— Task description —
Among the lines of the records below, count those with the word "content". Reply with that number alone.

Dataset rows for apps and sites
+ + +

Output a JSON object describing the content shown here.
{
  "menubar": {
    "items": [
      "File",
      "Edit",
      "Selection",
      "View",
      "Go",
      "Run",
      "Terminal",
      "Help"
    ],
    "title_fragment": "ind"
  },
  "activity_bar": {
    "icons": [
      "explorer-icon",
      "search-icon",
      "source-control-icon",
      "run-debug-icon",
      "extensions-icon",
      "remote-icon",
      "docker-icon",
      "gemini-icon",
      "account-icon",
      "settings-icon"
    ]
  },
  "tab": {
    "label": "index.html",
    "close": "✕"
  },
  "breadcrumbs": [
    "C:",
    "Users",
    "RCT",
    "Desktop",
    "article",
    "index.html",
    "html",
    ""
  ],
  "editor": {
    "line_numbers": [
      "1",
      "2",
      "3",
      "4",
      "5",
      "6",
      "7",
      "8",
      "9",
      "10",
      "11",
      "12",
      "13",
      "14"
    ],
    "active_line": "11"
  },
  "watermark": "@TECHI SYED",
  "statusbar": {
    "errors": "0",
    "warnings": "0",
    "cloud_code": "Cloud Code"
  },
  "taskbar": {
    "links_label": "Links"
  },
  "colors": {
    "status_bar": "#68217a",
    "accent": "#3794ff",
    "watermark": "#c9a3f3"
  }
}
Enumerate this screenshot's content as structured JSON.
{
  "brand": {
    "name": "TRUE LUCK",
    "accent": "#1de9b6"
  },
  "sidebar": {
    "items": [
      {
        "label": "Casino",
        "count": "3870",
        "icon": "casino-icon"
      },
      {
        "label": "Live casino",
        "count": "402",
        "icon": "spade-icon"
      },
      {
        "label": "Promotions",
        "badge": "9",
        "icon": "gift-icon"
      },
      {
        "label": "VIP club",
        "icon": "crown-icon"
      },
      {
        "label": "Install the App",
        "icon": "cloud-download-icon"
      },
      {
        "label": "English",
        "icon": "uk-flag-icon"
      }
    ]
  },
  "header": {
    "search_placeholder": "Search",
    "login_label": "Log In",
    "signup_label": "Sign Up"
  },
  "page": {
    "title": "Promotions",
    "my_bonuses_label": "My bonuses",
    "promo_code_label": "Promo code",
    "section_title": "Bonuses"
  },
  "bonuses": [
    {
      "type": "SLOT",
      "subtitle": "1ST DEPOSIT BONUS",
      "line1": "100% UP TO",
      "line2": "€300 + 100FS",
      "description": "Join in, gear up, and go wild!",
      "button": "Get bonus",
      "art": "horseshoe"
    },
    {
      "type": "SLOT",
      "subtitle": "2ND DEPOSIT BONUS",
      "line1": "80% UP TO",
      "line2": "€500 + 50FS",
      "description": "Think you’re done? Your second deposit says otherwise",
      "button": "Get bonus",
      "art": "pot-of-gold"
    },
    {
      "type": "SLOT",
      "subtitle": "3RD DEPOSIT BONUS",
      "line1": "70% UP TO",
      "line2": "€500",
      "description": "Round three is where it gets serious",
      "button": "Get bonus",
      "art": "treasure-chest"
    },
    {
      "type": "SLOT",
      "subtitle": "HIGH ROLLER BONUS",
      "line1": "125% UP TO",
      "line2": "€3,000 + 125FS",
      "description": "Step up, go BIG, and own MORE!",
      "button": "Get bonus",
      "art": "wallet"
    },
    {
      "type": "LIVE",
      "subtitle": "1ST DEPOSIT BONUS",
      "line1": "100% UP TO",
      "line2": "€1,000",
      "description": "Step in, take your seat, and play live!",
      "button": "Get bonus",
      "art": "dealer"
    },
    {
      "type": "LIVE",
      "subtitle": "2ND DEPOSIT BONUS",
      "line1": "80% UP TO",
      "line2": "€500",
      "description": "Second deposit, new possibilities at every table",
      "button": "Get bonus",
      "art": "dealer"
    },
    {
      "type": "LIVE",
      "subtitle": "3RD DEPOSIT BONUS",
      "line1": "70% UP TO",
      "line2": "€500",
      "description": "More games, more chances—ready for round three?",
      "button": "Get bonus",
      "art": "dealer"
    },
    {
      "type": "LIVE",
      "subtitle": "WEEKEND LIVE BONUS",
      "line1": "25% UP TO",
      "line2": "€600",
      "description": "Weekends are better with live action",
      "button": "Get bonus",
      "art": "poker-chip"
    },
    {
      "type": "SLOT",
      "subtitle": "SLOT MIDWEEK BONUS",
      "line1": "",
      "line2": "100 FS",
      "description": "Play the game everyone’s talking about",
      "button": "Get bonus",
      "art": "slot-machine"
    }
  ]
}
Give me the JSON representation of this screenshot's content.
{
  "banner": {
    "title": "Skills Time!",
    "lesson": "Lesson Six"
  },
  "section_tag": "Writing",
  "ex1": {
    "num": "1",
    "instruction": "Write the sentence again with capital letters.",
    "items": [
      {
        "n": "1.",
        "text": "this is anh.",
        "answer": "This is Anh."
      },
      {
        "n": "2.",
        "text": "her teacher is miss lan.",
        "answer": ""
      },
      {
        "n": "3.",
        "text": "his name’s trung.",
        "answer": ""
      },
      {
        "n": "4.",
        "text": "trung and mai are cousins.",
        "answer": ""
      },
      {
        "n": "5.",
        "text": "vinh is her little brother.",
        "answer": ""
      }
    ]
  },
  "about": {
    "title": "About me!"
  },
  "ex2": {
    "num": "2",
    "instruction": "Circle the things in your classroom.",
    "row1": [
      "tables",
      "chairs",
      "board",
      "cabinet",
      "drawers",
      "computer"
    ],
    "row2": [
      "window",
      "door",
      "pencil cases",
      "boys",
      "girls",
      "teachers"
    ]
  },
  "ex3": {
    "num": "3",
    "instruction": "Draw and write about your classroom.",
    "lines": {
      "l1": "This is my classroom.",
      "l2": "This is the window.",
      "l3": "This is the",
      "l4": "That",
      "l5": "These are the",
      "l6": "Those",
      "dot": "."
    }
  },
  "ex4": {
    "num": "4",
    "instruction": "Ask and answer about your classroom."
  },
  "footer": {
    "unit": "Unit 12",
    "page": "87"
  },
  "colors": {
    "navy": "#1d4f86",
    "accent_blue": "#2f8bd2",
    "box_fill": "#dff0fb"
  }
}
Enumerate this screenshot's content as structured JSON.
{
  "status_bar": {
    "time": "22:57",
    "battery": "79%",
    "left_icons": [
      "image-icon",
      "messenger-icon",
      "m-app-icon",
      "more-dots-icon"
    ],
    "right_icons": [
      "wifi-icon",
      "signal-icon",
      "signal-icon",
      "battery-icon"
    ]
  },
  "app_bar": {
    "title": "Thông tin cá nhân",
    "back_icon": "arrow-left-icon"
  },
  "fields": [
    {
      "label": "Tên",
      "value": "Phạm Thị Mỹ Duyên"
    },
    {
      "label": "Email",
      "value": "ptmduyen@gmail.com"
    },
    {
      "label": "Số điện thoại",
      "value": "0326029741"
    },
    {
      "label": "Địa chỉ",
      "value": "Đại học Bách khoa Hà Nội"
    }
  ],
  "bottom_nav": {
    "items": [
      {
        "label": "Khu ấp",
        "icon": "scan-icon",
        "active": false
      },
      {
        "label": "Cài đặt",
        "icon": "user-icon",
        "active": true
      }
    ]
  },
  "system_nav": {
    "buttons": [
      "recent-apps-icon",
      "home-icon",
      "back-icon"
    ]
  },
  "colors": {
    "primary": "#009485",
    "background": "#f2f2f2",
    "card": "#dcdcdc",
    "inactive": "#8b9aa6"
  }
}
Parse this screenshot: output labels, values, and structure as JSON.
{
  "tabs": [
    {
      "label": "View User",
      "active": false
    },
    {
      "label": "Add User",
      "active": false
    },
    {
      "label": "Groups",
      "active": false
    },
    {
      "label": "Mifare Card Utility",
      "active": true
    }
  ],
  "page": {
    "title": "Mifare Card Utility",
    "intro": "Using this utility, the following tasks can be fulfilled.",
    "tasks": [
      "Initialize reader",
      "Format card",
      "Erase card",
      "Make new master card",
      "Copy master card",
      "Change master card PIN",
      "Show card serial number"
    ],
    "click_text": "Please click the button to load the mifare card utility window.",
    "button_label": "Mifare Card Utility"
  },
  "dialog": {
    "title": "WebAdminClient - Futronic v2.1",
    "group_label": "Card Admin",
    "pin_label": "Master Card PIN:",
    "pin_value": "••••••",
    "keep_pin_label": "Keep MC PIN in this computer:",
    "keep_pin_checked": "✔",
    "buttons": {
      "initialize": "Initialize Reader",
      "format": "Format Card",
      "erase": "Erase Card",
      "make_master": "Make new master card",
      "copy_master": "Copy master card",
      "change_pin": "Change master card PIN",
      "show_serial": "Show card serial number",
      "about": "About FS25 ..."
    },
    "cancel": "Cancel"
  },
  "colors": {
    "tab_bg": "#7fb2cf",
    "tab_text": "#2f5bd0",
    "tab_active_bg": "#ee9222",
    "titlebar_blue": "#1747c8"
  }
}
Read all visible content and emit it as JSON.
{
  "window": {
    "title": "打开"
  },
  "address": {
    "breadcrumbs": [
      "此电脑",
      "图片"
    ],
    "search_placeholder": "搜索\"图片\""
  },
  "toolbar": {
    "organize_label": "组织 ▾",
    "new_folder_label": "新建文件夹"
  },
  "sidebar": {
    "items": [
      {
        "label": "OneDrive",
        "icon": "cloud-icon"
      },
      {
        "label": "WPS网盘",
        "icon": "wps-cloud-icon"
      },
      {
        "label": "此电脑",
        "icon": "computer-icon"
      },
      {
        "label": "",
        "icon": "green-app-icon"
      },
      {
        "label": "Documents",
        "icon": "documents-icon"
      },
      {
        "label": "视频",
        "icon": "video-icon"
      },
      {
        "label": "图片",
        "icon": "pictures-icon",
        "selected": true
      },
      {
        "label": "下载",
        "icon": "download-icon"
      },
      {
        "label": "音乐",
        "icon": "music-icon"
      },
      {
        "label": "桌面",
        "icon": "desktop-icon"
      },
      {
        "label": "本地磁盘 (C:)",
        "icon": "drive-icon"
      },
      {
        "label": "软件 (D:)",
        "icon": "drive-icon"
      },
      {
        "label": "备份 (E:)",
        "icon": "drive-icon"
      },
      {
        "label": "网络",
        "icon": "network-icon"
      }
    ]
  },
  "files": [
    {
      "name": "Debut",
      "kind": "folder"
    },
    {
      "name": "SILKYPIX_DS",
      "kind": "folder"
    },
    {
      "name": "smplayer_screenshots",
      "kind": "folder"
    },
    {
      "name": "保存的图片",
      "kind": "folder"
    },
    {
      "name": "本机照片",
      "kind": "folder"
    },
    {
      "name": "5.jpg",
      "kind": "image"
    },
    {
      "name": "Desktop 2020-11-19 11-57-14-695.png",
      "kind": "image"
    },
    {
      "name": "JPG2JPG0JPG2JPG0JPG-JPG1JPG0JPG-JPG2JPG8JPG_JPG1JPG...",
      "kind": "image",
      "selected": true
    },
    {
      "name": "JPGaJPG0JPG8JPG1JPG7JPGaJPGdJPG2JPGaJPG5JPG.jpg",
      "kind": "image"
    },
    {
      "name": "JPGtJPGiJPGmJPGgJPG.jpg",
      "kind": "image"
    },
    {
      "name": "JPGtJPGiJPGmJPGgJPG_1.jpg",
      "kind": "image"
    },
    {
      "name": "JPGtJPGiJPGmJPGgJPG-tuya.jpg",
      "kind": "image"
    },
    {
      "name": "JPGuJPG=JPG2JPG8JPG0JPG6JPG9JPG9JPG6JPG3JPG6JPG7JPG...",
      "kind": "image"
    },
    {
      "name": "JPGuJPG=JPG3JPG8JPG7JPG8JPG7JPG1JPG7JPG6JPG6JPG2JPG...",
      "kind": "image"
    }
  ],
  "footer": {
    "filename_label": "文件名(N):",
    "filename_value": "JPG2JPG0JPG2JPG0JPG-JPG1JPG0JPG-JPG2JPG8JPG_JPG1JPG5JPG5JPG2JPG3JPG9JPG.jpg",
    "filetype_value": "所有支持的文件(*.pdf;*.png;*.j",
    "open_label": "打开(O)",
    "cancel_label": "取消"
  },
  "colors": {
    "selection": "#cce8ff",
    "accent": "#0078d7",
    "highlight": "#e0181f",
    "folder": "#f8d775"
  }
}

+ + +

— Your response —
5